[iii] Los Angeles City Directories, 1911, 1915, 1917 and 1918 Available at the Los Angeles Public Library, http://rescarta.lapl.org/ResCarta-Web/jsp/RcWebBrowseCollections.jsp
[iv] The U.S Census for 1910 and 1920 is available through Ansestry.com. Kato is not listed in the Los Angeles city directories after 1918. This combined with the absence of death records, lead’s me to believe that he returned to Japan.
[v] In 1994, Karl Schoenberg of the LA Times described his attempt to locate the elusive Mr. Kato after he found the designer’s initials carved into a rock in his garden. Although misidentifying the man as Tokutaro Kato, the garden’s current owner has posted a video of the site on-line. Schoenberger, Karl “In Search of Mr. Kato: A Quest for the Creator of a Mysterious Japanese Garden Conjures Up a Faceless Ghost, Modern Prejudices and a Willful Heiress” Los Angeles Times, October 09, 1994, http://articles.latimes.com/1994-10-09/magazine/tm-48301_1_japanese-garden-design; “Private Japanese Garden to be Sold” Eden: California Landscape and Garden History Society Journal, 1997 Vol.1. No3, p. 2; “Post Script” Los Angeles Times, November 20, 1994
[vi] Minute Book, Parks Commission, October 10, 1904 – November 18, 1912, Meeting of the Board of Park Commissioners of The City of Los Angeles, Monday October 10, 1910; Minute Book, Parks Commission, October 10, 1904 – November 18, 1912, Meeting of the Board of Park Commissioners of The City of Los Angeles, Monday October 17; “Plan Japanese Garden Adjoining Eastlake Park”, Los Angeles Herald, Volume 33, Number 17, 18 October 1910
[vii] On November 7, 1910, members of the North, Northeast and Northwest Improvement Association appeared before the commission supporting the idea of a Japanese Garden.
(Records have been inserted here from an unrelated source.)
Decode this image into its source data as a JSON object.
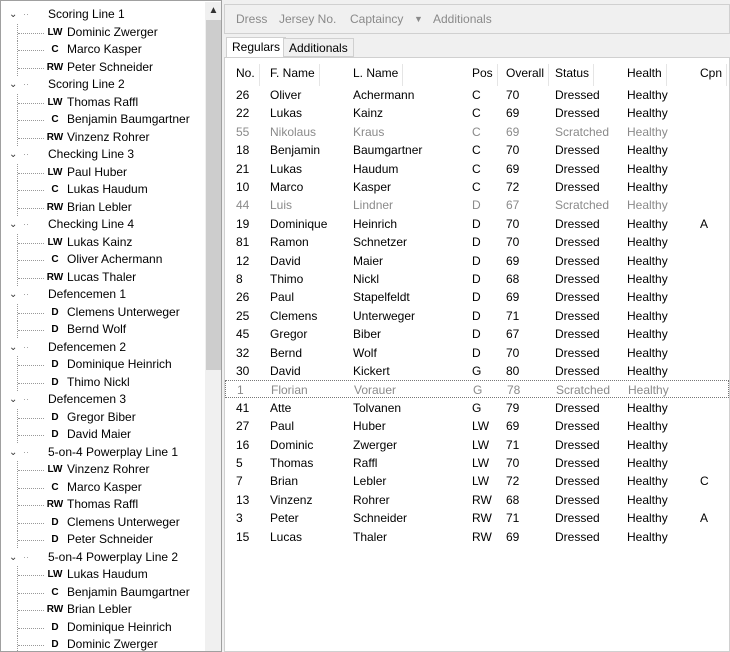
{
  "tree": {
    "groups": [
      {
        "label": "Scoring Line 1",
        "players": [
          [
            "LW",
            "Dominic Zwerger"
          ],
          [
            "C",
            "Marco Kasper"
          ],
          [
            "RW",
            "Peter Schneider"
          ]
        ]
      },
      {
        "label": "Scoring Line 2",
        "players": [
          [
            "LW",
            "Thomas Raffl"
          ],
          [
            "C",
            "Benjamin Baumgartner"
          ],
          [
            "RW",
            "Vinzenz Rohrer"
          ]
        ]
      },
      {
        "label": "Checking Line 3",
        "players": [
          [
            "LW",
            "Paul Huber"
          ],
          [
            "C",
            "Lukas Haudum"
          ],
          [
            "RW",
            "Brian Lebler"
          ]
        ]
      },
      {
        "label": "Checking Line 4",
        "players": [
          [
            "LW",
            "Lukas Kainz"
          ],
          [
            "C",
            "Oliver Achermann"
          ],
          [
            "RW",
            "Lucas Thaler"
          ]
        ]
      },
      {
        "label": "Defencemen 1",
        "players": [
          [
            "D",
            "Clemens Unterweger"
          ],
          [
            "D",
            "Bernd Wolf"
          ]
        ]
      },
      {
        "label": "Defencemen 2",
        "players": [
          [
            "D",
            "Dominique Heinrich"
          ],
          [
            "D",
            "Thimo Nickl"
          ]
        ]
      },
      {
        "label": "Defencemen 3",
        "players": [
          [
            "D",
            "Gregor Biber"
          ],
          [
            "D",
            "David Maier"
          ]
        ]
      },
      {
        "label": "5-on-4 Powerplay Line 1",
        "players": [
          [
            "LW",
            "Vinzenz Rohrer"
          ],
          [
            "C",
            "Marco Kasper"
          ],
          [
            "RW",
            "Thomas Raffl"
          ],
          [
            "D",
            "Clemens Unterweger"
          ],
          [
            "D",
            "Peter Schneider"
          ]
        ]
      },
      {
        "label": "5-on-4 Powerplay Line 2",
        "players": [
          [
            "LW",
            "Lukas Haudum"
          ],
          [
            "C",
            "Benjamin Baumgartner"
          ],
          [
            "RW",
            "Brian Lebler"
          ],
          [
            "D",
            "Dominique Heinrich"
          ],
          [
            "D",
            "Dominic Zwerger"
          ]
        ]
      }
    ]
  },
  "toolbar": {
    "dress": "Dress",
    "jersey": "Jersey No.",
    "captaincy": "Captaincy",
    "captaincy_arrow": "▼",
    "additionals": "Additionals"
  },
  "tabs": [
    "Regulars",
    "Additionals"
  ],
  "table": {
    "headers": [
      "No.",
      "F. Name",
      "L. Name",
      "Pos",
      "Overall",
      "Status",
      "Health",
      "Cpn"
    ],
    "rows": [
      [
        "26",
        "Oliver",
        "Achermann",
        "C",
        "70",
        "Dressed",
        "Healthy",
        ""
      ],
      [
        "22",
        "Lukas",
        "Kainz",
        "C",
        "69",
        "Dressed",
        "Healthy",
        ""
      ],
      [
        "55",
        "Nikolaus",
        "Kraus",
        "C",
        "69",
        "Scratched",
        "Healthy",
        ""
      ],
      [
        "18",
        "Benjamin",
        "Baumgartner",
        "C",
        "70",
        "Dressed",
        "Healthy",
        ""
      ],
      [
        "21",
        "Lukas",
        "Haudum",
        "C",
        "69",
        "Dressed",
        "Healthy",
        ""
      ],
      [
        "10",
        "Marco",
        "Kasper",
        "C",
        "72",
        "Dressed",
        "Healthy",
        ""
      ],
      [
        "44",
        "Luis",
        "Lindner",
        "D",
        "67",
        "Scratched",
        "Healthy",
        ""
      ],
      [
        "19",
        "Dominique",
        "Heinrich",
        "D",
        "70",
        "Dressed",
        "Healthy",
        "A"
      ],
      [
        "81",
        "Ramon",
        "Schnetzer",
        "D",
        "70",
        "Dressed",
        "Healthy",
        ""
      ],
      [
        "12",
        "David",
        "Maier",
        "D",
        "69",
        "Dressed",
        "Healthy",
        ""
      ],
      [
        "8",
        "Thimo",
        "Nickl",
        "D",
        "68",
        "Dressed",
        "Healthy",
        ""
      ],
      [
        "26",
        "Paul",
        "Stapelfeldt",
        "D",
        "69",
        "Dressed",
        "Healthy",
        ""
      ],
      [
        "25",
        "Clemens",
        "Unterweger",
        "D",
        "71",
        "Dressed",
        "Healthy",
        ""
      ],
      [
        "45",
        "Gregor",
        "Biber",
        "D",
        "67",
        "Dressed",
        "Healthy",
        ""
      ],
      [
        "32",
        "Bernd",
        "Wolf",
        "D",
        "70",
        "Dressed",
        "Healthy",
        ""
      ],
      [
        "30",
        "David",
        "Kickert",
        "G",
        "80",
        "Dressed",
        "Healthy",
        ""
      ],
      [
        "1",
        "Florian",
        "Vorauer",
        "G",
        "78",
        "Scratched",
        "Healthy",
        ""
      ],
      [
        "41",
        "Atte",
        "Tolvanen",
        "G",
        "79",
        "Dressed",
        "Healthy",
        ""
      ],
      [
        "27",
        "Paul",
        "Huber",
        "LW",
        "69",
        "Dressed",
        "Healthy",
        ""
      ],
      [
        "16",
        "Dominic",
        "Zwerger",
        "LW",
        "71",
        "Dressed",
        "Healthy",
        ""
      ],
      [
        "5",
        "Thomas",
        "Raffl",
        "LW",
        "70",
        "Dressed",
        "Healthy",
        ""
      ],
      [
        "7",
        "Brian",
        "Lebler",
        "LW",
        "72",
        "Dressed",
        "Healthy",
        "C"
      ],
      [
        "13",
        "Vinzenz",
        "Rohrer",
        "RW",
        "68",
        "Dressed",
        "Healthy",
        ""
      ],
      [
        "3",
        "Peter",
        "Schneider",
        "RW",
        "71",
        "Dressed",
        "Healthy",
        "A"
      ],
      [
        "15",
        "Lucas",
        "Thaler",
        "RW",
        "69",
        "Dressed",
        "Healthy",
        ""
      ]
    ],
    "focused_row": 16
  }
}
Minute Book, Parks Commission, October 10, 1904 – November 18, 1912, Meeting of the Board of Park Commissioners of The City of Los Angeles, November 7, 1910
[viii] “Turn Verein Picnic” Los Angeles Herald, Volume 2, Number 29, 5 May 1874
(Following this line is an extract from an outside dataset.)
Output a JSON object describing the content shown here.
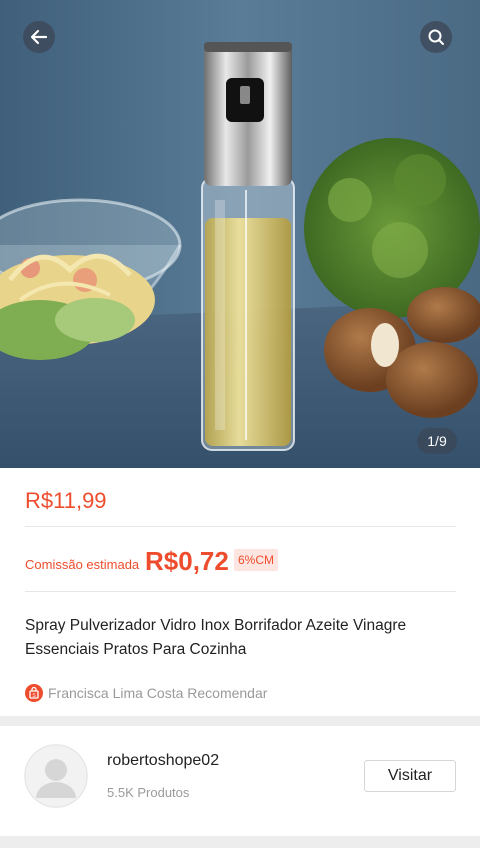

[ix] “Turn Verein Picnic” Los Angeles Herald, Volume 2, Number 29, 5 May 1874
[x] The First Suburb, KCET http://www.kcet.org/socal/departures/highland-park/the-highlands/the-first-suburb.html
[xi] “Too Puritanical: Mayor Eaton’s Opinion Of Garvanza Precinct” Los Angeles Times, Jul 1, 1899; ProQuest Historical Newspapers: Los Angeles Times (1881-1990), pg. 7
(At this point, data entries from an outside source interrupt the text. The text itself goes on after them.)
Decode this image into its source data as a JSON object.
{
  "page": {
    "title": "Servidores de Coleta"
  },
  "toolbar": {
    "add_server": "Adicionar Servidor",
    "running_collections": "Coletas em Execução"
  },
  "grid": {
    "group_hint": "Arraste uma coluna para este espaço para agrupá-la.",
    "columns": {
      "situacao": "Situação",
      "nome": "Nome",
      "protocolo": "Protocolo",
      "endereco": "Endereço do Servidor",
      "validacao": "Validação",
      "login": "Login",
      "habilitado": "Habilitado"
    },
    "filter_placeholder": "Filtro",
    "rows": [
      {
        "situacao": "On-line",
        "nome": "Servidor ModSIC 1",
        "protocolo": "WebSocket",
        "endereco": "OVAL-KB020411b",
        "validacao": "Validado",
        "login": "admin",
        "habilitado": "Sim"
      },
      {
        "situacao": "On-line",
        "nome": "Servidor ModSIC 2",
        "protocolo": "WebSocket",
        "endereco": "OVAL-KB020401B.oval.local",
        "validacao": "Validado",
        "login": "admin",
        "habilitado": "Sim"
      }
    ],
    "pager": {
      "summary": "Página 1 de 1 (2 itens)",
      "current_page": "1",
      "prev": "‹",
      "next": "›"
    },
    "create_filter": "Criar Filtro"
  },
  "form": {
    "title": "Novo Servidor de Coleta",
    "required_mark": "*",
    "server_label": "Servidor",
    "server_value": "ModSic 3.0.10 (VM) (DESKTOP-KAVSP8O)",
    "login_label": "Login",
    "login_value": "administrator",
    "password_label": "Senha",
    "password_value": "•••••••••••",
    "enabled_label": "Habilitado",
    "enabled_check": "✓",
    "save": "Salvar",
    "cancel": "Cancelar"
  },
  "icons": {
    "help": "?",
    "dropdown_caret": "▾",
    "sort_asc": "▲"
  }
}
[xiii] Letter from Will D. Gould to City Parks Department, April 3, 1914, Los Angeles City Archives and Records Center, Box c-752 RP-11-69
[xiv] Letter from Dora Oliphant Coe to J.B Lippencott, President Park Board, July 7, 1914. Letter from Park Commission Secretary to Mrs. Dora Oliphant Coe, July 15, 1914, Los Angeles City Archives and Records Center, Box c-752 RP-11-69
[xv] Letter of Dan D. Jones to Honorable Board Park Commissioners, October 7 1914, Los Angeles City Archives and Records Center, Box c-752 RP-11-69
[xvi] Letter to Park Commission, June 8, 1921; Letter from N. P. Way to Park Commission, March 22, 1921, Los Angeles City Archives and Records Center, Box c-752 RP-11-69
[xvii] Letter from C. Harwell to Park Commission, November 14, 1916, Los Angeles City Archives and Records Center, Box c-752 RP-11-69
[xviii] Letter from Park Commission Secretary to San Pedro, Los Angeles and Salt Lake Railroad Company, July 18, 1913, Los Angeles City Archives and Records Center, Box c-752 RP-11-69